Work through the entries that follow and state how many lines contain the word "this". Only the number is wanted.

═════ INFORMATION

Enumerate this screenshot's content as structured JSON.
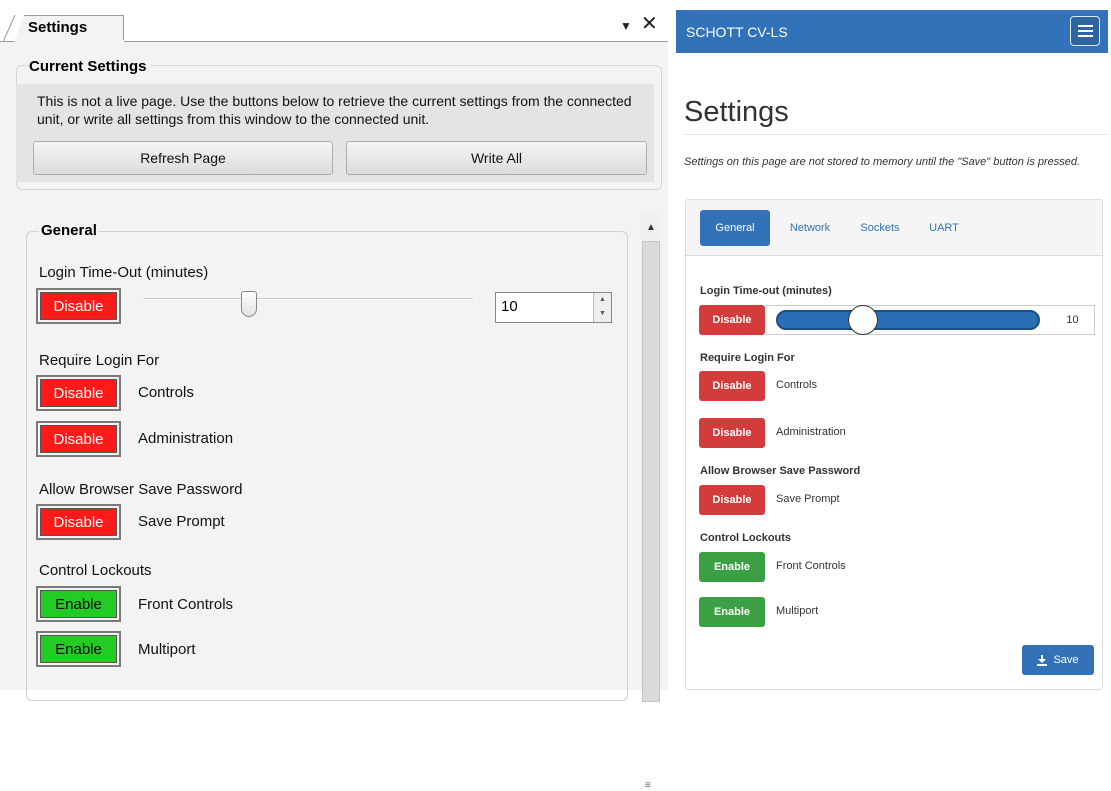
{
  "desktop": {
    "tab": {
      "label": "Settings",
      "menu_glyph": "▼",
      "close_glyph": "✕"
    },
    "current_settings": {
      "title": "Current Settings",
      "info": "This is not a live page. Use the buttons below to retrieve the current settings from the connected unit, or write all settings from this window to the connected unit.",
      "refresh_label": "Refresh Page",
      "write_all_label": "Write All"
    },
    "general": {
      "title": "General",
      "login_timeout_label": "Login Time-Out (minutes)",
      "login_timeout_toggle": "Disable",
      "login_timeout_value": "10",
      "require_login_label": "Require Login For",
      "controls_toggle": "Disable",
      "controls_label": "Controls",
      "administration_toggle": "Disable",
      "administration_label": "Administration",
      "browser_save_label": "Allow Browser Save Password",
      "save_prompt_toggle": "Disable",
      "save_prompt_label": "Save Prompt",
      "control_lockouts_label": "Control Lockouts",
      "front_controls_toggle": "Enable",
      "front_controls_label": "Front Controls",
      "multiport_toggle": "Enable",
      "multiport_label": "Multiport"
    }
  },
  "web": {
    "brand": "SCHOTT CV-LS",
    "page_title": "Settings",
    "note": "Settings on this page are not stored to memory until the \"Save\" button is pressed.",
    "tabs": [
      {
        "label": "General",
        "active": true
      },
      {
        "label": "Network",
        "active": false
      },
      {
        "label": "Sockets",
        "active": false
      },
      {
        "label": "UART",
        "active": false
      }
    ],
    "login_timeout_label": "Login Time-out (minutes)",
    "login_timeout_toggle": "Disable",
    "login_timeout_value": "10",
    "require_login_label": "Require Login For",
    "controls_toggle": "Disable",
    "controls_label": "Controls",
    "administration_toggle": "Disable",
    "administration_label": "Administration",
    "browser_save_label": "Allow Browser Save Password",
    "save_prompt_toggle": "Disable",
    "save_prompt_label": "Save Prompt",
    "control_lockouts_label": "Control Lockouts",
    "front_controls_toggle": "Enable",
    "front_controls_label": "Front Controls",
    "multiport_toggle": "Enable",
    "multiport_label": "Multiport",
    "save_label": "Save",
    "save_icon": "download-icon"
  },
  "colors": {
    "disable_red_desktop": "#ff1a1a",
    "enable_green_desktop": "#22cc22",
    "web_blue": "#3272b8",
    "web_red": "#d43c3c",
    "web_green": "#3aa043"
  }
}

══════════
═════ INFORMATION

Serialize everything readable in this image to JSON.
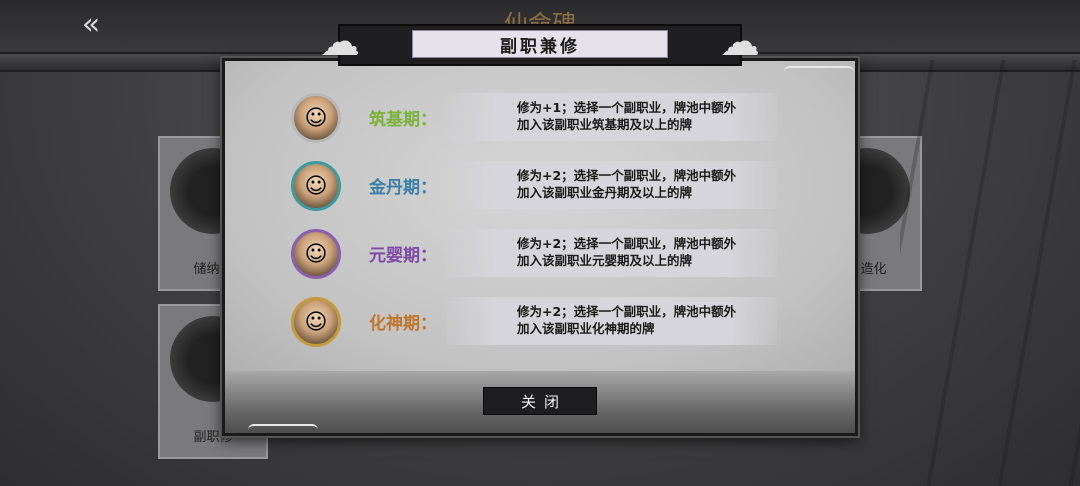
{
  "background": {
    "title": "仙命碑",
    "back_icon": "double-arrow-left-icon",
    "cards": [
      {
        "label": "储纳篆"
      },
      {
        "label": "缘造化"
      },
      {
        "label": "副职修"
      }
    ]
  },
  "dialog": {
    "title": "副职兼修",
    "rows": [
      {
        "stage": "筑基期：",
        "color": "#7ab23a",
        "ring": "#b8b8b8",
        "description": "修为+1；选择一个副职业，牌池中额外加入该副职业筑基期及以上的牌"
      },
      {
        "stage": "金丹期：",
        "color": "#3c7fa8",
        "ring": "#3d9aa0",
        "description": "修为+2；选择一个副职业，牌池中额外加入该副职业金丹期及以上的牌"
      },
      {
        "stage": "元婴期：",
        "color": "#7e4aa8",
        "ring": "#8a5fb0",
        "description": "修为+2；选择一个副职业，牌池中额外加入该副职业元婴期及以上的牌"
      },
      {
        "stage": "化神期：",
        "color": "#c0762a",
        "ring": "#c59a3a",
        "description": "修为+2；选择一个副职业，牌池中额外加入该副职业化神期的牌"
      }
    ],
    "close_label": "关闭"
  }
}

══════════

SOLUTION TO THE PROBLEM: 4